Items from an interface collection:
*** Block opens ***

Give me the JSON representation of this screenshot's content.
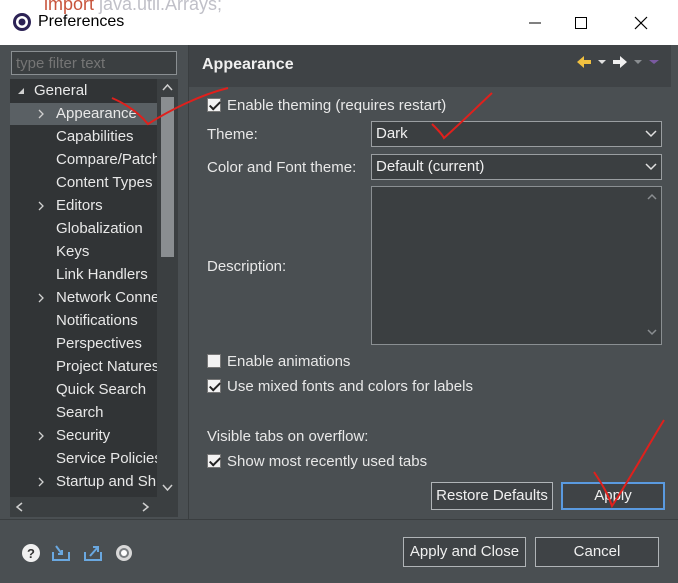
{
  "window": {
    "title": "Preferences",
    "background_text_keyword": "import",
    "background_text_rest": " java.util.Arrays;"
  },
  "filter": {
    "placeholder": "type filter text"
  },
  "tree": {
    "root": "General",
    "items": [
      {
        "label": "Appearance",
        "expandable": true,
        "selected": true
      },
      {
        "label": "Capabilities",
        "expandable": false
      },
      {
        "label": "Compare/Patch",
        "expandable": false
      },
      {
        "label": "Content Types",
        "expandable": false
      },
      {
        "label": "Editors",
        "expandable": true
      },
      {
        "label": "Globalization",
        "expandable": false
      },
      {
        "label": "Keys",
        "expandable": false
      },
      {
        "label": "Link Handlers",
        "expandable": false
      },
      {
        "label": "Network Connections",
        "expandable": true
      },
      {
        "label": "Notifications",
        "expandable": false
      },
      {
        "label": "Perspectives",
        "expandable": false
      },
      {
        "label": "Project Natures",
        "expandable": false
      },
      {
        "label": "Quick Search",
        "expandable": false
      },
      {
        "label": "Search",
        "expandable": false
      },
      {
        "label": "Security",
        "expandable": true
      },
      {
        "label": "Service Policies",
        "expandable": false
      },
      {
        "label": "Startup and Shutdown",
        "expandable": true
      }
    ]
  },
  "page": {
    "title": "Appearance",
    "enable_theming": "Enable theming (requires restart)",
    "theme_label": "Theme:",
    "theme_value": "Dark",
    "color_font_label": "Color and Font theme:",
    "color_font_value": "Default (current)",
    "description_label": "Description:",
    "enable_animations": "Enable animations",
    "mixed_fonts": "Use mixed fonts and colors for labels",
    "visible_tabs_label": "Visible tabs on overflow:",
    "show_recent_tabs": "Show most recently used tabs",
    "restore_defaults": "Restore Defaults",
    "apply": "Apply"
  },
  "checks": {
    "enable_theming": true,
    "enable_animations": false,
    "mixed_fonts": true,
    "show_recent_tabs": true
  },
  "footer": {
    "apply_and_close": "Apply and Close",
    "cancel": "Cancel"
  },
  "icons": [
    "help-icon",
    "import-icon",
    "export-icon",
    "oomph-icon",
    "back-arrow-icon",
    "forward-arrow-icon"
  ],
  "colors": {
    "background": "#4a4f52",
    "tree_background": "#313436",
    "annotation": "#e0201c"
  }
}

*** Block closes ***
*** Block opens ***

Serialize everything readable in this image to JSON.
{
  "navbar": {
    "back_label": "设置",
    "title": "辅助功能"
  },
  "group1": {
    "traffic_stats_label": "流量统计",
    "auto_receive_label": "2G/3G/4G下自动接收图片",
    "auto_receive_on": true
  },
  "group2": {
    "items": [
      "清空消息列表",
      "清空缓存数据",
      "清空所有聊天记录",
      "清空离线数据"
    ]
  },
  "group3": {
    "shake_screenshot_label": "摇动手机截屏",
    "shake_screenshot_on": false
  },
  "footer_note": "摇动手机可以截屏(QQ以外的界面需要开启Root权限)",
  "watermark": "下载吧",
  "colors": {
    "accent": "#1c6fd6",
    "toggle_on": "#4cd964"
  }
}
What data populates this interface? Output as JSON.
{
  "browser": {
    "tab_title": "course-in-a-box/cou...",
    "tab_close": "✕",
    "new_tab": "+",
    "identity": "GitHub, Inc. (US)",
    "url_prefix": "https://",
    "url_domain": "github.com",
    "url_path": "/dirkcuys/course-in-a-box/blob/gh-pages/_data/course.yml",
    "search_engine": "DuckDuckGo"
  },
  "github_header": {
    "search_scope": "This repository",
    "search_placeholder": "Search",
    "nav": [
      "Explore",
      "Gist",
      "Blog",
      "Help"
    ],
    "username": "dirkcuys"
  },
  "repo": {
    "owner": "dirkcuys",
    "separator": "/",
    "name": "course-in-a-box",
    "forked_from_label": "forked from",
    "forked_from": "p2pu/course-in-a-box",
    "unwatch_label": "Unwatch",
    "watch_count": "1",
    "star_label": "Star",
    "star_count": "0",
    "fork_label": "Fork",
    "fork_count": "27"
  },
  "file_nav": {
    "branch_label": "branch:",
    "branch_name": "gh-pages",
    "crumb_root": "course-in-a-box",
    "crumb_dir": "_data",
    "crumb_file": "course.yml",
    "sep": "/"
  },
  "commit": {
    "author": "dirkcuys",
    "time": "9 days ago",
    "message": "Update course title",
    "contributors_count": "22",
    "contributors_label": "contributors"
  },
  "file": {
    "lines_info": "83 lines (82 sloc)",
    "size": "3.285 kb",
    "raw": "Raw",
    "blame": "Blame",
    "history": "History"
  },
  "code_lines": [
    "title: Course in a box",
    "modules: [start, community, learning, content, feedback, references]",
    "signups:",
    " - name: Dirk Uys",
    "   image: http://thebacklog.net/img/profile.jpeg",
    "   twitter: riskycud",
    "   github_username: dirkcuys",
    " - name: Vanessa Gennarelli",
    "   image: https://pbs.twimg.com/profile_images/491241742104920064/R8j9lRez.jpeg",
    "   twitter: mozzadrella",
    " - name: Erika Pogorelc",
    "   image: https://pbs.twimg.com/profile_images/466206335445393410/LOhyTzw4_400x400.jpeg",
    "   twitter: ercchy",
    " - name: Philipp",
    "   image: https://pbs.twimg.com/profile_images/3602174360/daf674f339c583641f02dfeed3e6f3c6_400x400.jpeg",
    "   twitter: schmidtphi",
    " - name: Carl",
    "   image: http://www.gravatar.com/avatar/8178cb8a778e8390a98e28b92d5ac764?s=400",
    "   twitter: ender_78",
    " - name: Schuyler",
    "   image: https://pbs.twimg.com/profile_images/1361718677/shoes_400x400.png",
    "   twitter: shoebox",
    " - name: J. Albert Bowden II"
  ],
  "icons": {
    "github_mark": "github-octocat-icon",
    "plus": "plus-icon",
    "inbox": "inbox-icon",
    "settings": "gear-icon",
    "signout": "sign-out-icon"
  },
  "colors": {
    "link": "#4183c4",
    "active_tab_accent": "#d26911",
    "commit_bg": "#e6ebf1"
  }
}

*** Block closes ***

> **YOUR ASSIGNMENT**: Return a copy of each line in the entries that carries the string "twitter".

> **RESULT**:
    "   twitter: riskycud",
    "   twitter: mozzadrella",
    "   twitter: ercchy",
    "   twitter: schmidtphi",
    "   twitter: ender_78",
    "   twitter: shoebox",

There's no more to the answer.